-- Data provided follows --

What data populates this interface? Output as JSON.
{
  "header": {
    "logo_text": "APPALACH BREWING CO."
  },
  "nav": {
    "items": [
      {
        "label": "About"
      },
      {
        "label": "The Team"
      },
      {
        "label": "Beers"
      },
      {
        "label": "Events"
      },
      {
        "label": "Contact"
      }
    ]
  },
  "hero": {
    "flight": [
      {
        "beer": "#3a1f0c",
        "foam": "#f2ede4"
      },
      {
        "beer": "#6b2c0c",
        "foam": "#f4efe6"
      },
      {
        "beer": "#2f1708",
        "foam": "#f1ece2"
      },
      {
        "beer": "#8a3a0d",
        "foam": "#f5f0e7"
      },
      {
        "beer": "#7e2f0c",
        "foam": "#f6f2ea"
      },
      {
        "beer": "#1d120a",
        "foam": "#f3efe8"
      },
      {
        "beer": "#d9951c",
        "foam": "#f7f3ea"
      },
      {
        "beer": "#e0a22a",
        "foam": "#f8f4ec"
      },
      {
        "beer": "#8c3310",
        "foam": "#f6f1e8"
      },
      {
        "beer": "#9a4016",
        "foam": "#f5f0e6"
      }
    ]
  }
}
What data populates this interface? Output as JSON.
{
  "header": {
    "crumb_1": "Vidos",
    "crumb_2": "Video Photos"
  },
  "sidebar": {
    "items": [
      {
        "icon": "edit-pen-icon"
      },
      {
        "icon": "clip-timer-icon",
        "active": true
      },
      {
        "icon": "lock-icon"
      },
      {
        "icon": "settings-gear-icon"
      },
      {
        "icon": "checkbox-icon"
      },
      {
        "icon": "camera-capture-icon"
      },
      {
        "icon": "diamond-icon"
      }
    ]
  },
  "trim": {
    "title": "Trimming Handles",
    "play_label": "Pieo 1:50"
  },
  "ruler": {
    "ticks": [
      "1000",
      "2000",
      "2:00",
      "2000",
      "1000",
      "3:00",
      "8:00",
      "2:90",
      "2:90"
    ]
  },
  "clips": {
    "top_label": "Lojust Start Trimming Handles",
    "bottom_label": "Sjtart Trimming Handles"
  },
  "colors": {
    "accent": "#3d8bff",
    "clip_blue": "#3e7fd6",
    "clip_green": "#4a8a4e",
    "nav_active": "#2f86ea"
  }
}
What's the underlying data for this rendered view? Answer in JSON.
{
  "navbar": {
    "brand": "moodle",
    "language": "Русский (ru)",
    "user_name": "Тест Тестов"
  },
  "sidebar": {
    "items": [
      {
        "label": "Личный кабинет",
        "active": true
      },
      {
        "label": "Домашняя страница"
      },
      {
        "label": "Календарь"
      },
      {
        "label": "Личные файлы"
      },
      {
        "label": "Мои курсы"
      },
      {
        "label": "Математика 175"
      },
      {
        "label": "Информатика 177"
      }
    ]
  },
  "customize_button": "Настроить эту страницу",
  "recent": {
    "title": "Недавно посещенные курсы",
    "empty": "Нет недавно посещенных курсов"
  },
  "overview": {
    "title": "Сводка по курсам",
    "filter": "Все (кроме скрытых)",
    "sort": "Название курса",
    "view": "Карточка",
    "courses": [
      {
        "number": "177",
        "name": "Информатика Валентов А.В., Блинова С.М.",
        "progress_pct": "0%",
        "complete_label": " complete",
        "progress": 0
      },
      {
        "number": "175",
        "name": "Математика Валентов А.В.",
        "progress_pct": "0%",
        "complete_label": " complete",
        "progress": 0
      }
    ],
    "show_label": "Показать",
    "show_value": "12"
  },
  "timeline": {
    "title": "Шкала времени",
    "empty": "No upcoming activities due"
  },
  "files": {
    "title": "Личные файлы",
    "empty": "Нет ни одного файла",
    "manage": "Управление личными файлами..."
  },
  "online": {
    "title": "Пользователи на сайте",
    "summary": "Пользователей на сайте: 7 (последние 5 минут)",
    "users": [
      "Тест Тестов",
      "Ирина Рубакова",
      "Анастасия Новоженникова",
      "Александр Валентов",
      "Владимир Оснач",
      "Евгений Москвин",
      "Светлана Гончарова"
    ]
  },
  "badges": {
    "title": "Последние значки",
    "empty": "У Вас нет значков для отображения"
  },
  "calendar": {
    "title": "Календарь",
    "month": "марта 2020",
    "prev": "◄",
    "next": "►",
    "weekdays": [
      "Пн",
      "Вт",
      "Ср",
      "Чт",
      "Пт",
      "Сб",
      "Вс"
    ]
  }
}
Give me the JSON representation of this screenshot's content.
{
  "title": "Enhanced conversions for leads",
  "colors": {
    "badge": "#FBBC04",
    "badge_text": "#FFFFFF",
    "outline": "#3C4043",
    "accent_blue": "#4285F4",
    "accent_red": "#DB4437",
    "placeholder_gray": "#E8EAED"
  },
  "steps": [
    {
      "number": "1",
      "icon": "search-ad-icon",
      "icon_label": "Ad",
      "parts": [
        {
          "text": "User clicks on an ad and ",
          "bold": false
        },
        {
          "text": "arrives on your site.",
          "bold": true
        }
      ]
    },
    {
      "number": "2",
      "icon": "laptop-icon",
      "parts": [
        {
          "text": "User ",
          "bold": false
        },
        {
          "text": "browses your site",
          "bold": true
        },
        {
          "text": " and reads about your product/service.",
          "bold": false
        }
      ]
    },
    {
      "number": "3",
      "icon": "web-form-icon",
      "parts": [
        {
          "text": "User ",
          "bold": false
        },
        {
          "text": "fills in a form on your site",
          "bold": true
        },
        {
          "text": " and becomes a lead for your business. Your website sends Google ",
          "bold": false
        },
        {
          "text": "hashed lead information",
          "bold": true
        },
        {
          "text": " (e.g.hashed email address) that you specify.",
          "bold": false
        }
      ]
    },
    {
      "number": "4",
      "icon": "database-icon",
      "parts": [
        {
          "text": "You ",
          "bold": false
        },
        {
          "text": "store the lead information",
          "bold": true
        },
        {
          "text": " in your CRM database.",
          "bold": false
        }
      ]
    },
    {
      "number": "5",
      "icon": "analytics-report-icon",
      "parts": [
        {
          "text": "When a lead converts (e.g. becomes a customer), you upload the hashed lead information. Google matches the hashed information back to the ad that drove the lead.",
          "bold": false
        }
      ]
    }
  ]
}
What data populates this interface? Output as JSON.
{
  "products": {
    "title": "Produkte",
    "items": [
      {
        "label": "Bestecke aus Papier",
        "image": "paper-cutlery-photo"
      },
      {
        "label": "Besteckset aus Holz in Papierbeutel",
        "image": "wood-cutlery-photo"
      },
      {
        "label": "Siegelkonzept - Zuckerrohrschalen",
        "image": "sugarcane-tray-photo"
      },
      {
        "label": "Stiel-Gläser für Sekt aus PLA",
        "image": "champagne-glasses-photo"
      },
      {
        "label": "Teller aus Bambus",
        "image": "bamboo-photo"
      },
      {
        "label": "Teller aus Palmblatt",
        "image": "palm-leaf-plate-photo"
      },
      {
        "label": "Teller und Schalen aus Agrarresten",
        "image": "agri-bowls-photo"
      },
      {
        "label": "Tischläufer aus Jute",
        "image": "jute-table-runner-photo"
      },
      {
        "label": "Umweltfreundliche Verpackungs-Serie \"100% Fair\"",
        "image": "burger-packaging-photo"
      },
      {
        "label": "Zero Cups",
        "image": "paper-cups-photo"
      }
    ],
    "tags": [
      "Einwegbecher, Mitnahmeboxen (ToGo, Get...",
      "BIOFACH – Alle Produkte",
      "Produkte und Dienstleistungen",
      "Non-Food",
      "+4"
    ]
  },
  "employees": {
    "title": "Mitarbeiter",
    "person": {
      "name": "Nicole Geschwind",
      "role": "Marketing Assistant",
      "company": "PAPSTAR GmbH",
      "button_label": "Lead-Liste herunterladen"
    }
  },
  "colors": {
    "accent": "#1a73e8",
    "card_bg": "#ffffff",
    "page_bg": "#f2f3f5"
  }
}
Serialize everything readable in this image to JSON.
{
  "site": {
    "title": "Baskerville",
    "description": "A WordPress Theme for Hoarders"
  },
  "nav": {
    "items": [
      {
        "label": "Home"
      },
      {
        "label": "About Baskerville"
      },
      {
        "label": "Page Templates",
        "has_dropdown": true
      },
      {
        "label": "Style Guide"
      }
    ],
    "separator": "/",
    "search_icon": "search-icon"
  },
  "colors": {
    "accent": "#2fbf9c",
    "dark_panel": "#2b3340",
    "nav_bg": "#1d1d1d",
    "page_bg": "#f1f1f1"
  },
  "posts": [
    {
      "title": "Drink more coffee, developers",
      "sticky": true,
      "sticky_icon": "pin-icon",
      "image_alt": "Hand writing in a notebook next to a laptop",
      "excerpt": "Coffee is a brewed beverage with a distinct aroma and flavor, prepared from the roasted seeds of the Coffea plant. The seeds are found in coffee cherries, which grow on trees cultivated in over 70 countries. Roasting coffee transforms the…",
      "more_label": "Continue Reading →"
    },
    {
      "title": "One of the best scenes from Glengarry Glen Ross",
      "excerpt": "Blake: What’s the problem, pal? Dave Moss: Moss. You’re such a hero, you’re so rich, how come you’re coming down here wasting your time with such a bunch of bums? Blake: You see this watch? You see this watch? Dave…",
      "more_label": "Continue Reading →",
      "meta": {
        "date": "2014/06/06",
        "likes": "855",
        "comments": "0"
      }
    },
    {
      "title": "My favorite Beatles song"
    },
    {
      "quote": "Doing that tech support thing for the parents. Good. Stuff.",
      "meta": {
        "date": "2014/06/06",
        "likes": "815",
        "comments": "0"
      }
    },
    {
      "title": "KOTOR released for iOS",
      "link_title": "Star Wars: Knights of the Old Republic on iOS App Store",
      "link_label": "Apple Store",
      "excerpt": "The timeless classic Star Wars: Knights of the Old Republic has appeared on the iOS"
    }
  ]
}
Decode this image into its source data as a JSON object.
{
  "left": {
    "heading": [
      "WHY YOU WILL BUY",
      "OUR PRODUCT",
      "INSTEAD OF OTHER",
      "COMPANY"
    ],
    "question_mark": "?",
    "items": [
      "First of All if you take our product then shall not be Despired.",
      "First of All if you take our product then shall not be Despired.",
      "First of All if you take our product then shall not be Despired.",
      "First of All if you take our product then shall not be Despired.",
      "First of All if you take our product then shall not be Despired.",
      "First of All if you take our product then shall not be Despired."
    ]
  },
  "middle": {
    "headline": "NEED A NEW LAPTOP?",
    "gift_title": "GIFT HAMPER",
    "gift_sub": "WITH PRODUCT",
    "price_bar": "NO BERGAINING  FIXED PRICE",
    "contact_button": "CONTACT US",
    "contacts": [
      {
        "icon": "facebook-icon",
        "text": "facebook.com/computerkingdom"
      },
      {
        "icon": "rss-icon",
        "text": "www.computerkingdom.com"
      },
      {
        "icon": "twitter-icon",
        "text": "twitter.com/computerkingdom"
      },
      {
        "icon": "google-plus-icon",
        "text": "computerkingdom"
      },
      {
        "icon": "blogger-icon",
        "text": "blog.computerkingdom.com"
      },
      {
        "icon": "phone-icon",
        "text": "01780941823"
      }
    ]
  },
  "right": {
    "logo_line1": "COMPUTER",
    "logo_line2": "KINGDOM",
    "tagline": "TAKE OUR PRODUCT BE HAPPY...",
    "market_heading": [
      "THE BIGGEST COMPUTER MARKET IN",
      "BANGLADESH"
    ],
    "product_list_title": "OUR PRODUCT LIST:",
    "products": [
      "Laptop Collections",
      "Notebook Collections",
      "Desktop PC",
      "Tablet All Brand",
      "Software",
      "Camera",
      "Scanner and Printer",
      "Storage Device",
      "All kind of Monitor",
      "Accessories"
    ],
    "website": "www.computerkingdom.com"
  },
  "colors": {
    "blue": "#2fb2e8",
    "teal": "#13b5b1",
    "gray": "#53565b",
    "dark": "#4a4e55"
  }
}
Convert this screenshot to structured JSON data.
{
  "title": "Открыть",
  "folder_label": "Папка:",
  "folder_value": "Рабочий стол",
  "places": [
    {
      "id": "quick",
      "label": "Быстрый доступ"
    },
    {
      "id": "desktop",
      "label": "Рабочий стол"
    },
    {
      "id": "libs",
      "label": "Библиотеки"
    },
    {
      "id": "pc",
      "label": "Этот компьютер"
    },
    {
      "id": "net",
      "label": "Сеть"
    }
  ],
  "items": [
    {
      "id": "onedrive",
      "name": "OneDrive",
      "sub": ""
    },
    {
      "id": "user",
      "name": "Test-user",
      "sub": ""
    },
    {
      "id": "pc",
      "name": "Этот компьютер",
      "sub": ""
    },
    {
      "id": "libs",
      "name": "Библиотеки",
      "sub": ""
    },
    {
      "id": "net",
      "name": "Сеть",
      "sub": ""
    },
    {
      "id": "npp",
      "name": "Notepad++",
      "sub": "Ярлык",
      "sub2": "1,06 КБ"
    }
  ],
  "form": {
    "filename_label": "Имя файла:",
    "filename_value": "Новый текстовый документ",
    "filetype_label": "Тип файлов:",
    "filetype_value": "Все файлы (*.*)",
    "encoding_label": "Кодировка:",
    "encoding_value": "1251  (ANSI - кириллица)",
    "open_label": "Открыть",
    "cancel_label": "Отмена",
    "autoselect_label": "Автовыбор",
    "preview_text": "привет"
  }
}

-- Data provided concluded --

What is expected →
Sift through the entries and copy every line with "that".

Response to the exercise →
          "text": " (e.g.hashed email address) that you specify.",
          "text": "When a lead converts (e.g. becomes a customer), you upload the hashed lead information. Google matches the hashed information back to the ad that drove the lead.",
      "quote": "Doing that tech support thing for the parents. Good. Stuff.",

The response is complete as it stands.